### [TASK DETAILS]
Please reproduce the entries below exactly, leaving the pictures out.

-------- RECORD EXTRACTS --------

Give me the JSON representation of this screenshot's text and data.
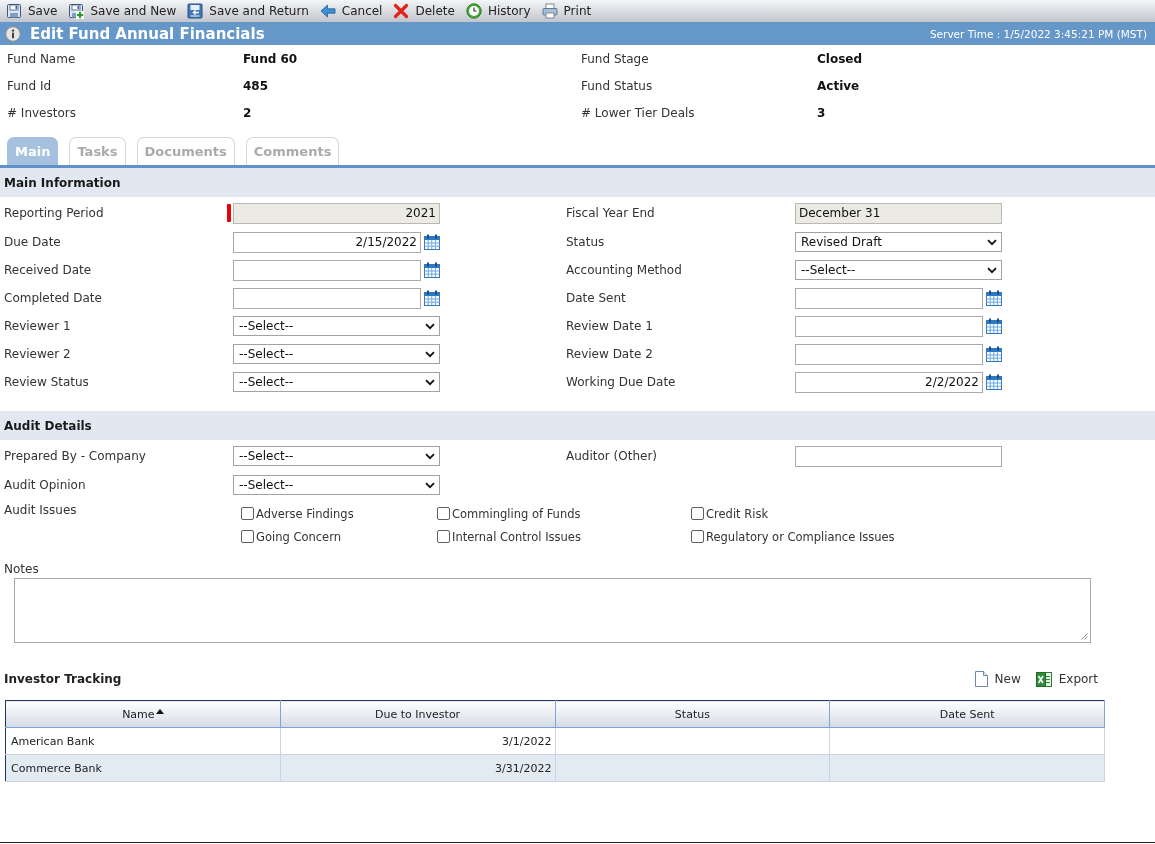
{
  "toolbar": [
    {
      "kind": "save",
      "label": "Save"
    },
    {
      "kind": "savenew",
      "label": "Save and New"
    },
    {
      "kind": "savereturn",
      "label": "Save and Return"
    },
    {
      "kind": "cancel",
      "label": "Cancel"
    },
    {
      "kind": "delete",
      "label": "Delete"
    },
    {
      "kind": "history",
      "label": "History"
    },
    {
      "kind": "print",
      "label": "Print"
    }
  ],
  "header": {
    "title": "Edit Fund Annual Financials",
    "server_time": "Server Time : 1/5/2022 3:45:21 PM (MST)"
  },
  "summary": [
    {
      "label": "Fund Name",
      "value": "Fund 60"
    },
    {
      "label": "Fund Stage",
      "value": "Closed"
    },
    {
      "label": "Fund Id",
      "value": "485"
    },
    {
      "label": "Fund Status",
      "value": "Active"
    },
    {
      "label": "# Investors",
      "value": "2"
    },
    {
      "label": "# Lower Tier Deals",
      "value": "3"
    }
  ],
  "tabs": [
    {
      "label": "Main",
      "selected": true
    },
    {
      "label": "Tasks",
      "selected": false
    },
    {
      "label": "Documents",
      "selected": false
    },
    {
      "label": "Comments",
      "selected": false
    }
  ],
  "sections": [
    {
      "title": "Main Information",
      "rows": [
        [
          {
            "label": "Reporting Period",
            "kind": "number",
            "value": "2021",
            "disabled": true,
            "required": true
          },
          {
            "label": "Fiscal Year End",
            "kind": "text",
            "value": "December 31",
            "disabled": true,
            "required": false
          }
        ],
        [
          {
            "label": "Due Date",
            "kind": "date",
            "value": "2/15/2022",
            "disabled": false,
            "required": false
          },
          {
            "label": "Status",
            "kind": "select",
            "value": "Revised Draft",
            "disabled": false,
            "required": false
          }
        ],
        [
          {
            "label": "Received Date",
            "kind": "date",
            "disabled": false,
            "required": false
          },
          {
            "label": "Accounting Method",
            "kind": "select",
            "value": "--Select--",
            "disabled": false,
            "required": false
          }
        ],
        [
          {
            "label": "Completed Date",
            "kind": "date",
            "disabled": false,
            "required": false
          },
          {
            "label": "Date Sent",
            "kind": "date",
            "disabled": false,
            "required": false
          }
        ],
        [
          {
            "label": "Reviewer 1",
            "kind": "select",
            "value": "--Select--",
            "disabled": false,
            "required": false
          },
          {
            "label": "Review Date 1",
            "kind": "date",
            "disabled": false,
            "required": false
          }
        ],
        [
          {
            "label": "Reviewer 2",
            "kind": "select",
            "value": "--Select--",
            "disabled": false,
            "required": false
          },
          {
            "label": "Review Date 2",
            "kind": "date",
            "disabled": false,
            "required": false
          }
        ],
        [
          {
            "label": "Review Status",
            "kind": "select",
            "value": "--Select--",
            "disabled": false,
            "required": false
          },
          {
            "label": "Working Due Date",
            "kind": "date",
            "value": "2/2/2022",
            "disabled": false,
            "required": false
          }
        ]
      ]
    },
    {
      "title": "Audit Details",
      "rows": [
        [
          {
            "label": "Prepared By - Company",
            "kind": "select",
            "value": "--Select--",
            "disabled": false,
            "required": false
          },
          {
            "label": "Auditor (Other)",
            "kind": "text",
            "disabled": false,
            "required": false
          }
        ],
        [
          {
            "label": "Audit Opinion",
            "kind": "select",
            "value": "--Select--",
            "disabled": false,
            "required": false
          }
        ]
      ],
      "issues": {
        "label": "Audit Issues",
        "options": [
          {
            "label": "Adverse Findings",
            "checked": false
          },
          {
            "label": "Commingling of Funds",
            "checked": false
          },
          {
            "label": "Credit Risk",
            "checked": false
          },
          {
            "label": "Going Concern",
            "checked": false
          },
          {
            "label": "Internal Control Issues",
            "checked": false
          },
          {
            "label": "Regulatory or Compliance Issues",
            "checked": false
          }
        ]
      },
      "notes": {
        "label": "Notes"
      }
    }
  ],
  "investor_tracking": {
    "title": "Investor Tracking",
    "actions": [
      {
        "kind": "new",
        "label": "New"
      },
      {
        "kind": "export",
        "label": "Export"
      }
    ],
    "columns": [
      {
        "label": "Name",
        "kind": "text",
        "sorted": true
      },
      {
        "label": "Due to Investor",
        "kind": "date",
        "sorted": false
      },
      {
        "label": "Status",
        "kind": "text",
        "sorted": false
      },
      {
        "label": "Date Sent",
        "kind": "date",
        "sorted": false
      }
    ],
    "rows": [
      {
        "cells": [
          "American Bank",
          "3/1/2022"
        ]
      },
      {
        "cells": [
          "Commerce Bank",
          "3/31/2022"
        ]
      }
    ]
  }
}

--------

### [YOUR SOLUTION]
Give me the JSON representation of this screenshot's text and data.
{
  "toolbar": [
    {
      "kind": "save",
      "label": "Save"
    },
    {
      "kind": "savenew",
      "label": "Save and New"
    },
    {
      "kind": "savereturn",
      "label": "Save and Return"
    },
    {
      "kind": "cancel",
      "label": "Cancel"
    },
    {
      "kind": "delete",
      "label": "Delete"
    },
    {
      "kind": "history",
      "label": "History"
    },
    {
      "kind": "print",
      "label": "Print"
    }
  ],
  "header": {
    "title": "Edit Fund Annual Financials",
    "server_time": "Server Time : 1/5/2022 3:45:21 PM (MST)"
  },
  "summary": [
    {
      "label": "Fund Name",
      "value": "Fund 60"
    },
    {
      "label": "Fund Stage",
      "value": "Closed"
    },
    {
      "label": "Fund Id",
      "value": "485"
    },
    {
      "label": "Fund Status",
      "value": "Active"
    },
    {
      "label": "# Investors",
      "value": "2"
    },
    {
      "label": "# Lower Tier Deals",
      "value": "3"
    }
  ],
  "tabs": [
    {
      "label": "Main",
      "selected": true
    },
    {
      "label": "Tasks",
      "selected": false
    },
    {
      "label": "Documents",
      "selected": false
    },
    {
      "label": "Comments",
      "selected": false
    }
  ],
  "sections": [
    {
      "title": "Main Information",
      "rows": [
        [
          {
            "label": "Reporting Period",
            "kind": "number",
            "value": "2021",
            "disabled": true,
            "required": true
          },
          {
            "label": "Fiscal Year End",
            "kind": "text",
            "value": "December 31",
            "disabled": true,
            "required": false
          }
        ],
        [
          {
            "label": "Due Date",
            "kind": "date",
            "value": "2/15/2022",
            "disabled": false,
            "required": false
          },
          {
            "label": "Status",
            "kind": "select",
            "value": "Revised Draft",
            "disabled": false,
            "required": false
          }
        ],
        [
          {
            "label": "Received Date",
            "kind": "date",
            "disabled": false,
            "required": false
          },
          {
            "label": "Accounting Method",
            "kind": "select",
            "value": "--Select--",
            "disabled": false,
            "required": false
          }
        ],
        [
          {
            "label": "Completed Date",
            "kind": "date",
            "disabled": false,
            "required": false
          },
          {
            "label": "Date Sent",
            "kind": "date",
            "disabled": false,
            "required": false
          }
        ],
        [
          {
            "label": "Reviewer 1",
            "kind": "select",
            "value": "--Select--",
            "disabled": false,
            "required": false
          },
          {
            "label": "Review Date 1",
            "kind": "date",
            "disabled": false,
            "required": false
          }
        ],
        [
          {
            "label": "Reviewer 2",
            "kind": "select",
            "value": "--Select--",
            "disabled": false,
            "required": false
          },
          {
            "label": "Review Date 2",
            "kind": "date",
            "disabled": false,
            "required": false
          }
        ],
        [
          {
            "label": "Review Status",
            "kind": "select",
            "value": "--Select--",
            "disabled": false,
            "required": false
          },
          {
            "label": "Working Due Date",
            "kind": "date",
            "value": "2/2/2022",
            "disabled": false,
            "required": false
          }
        ]
      ]
    },
    {
      "title": "Audit Details",
      "rows": [
        [
          {
            "label": "Prepared By - Company",
            "kind": "select",
            "value": "--Select--",
            "disabled": false,
            "required": false
          },
          {
            "label": "Auditor (Other)",
            "kind": "text",
            "disabled": false,
            "required": false
          }
        ],
        [
          {
            "label": "Audit Opinion",
            "kind": "select",
            "value": "--Select--",
            "disabled": false,
            "required": false
          }
        ]
      ],
      "issues": {
        "label": "Audit Issues",
        "options": [
          {
            "label": "Adverse Findings",
            "checked": false
          },
          {
            "label": "Commingling of Funds",
            "checked": false
          },
          {
            "label": "Credit Risk",
            "checked": false
          },
          {
            "label": "Going Concern",
            "checked": false
          },
          {
            "label": "Internal Control Issues",
            "checked": false
          },
          {
            "label": "Regulatory or Compliance Issues",
            "checked": false
          }
        ]
      },
      "notes": {
        "label": "Notes"
      }
    }
  ],
  "investor_tracking": {
    "title": "Investor Tracking",
    "actions": [
      {
        "kind": "new",
        "label": "New"
      },
      {
        "kind": "export",
        "label": "Export"
      }
    ],
    "columns": [
      {
        "label": "Name",
        "kind": "text",
        "sorted": true
      },
      {
        "label": "Due to Investor",
        "kind": "date",
        "sorted": false
      },
      {
        "label": "Status",
        "kind": "text",
        "sorted": false
      },
      {
        "label": "Date Sent",
        "kind": "date",
        "sorted": false
      }
    ],
    "rows": [
      {
        "cells": [
          "American Bank",
          "3/1/2022"
        ]
      },
      {
        "cells": [
          "Commerce Bank",
          "3/31/2022"
        ]
      }
    ]
  }
}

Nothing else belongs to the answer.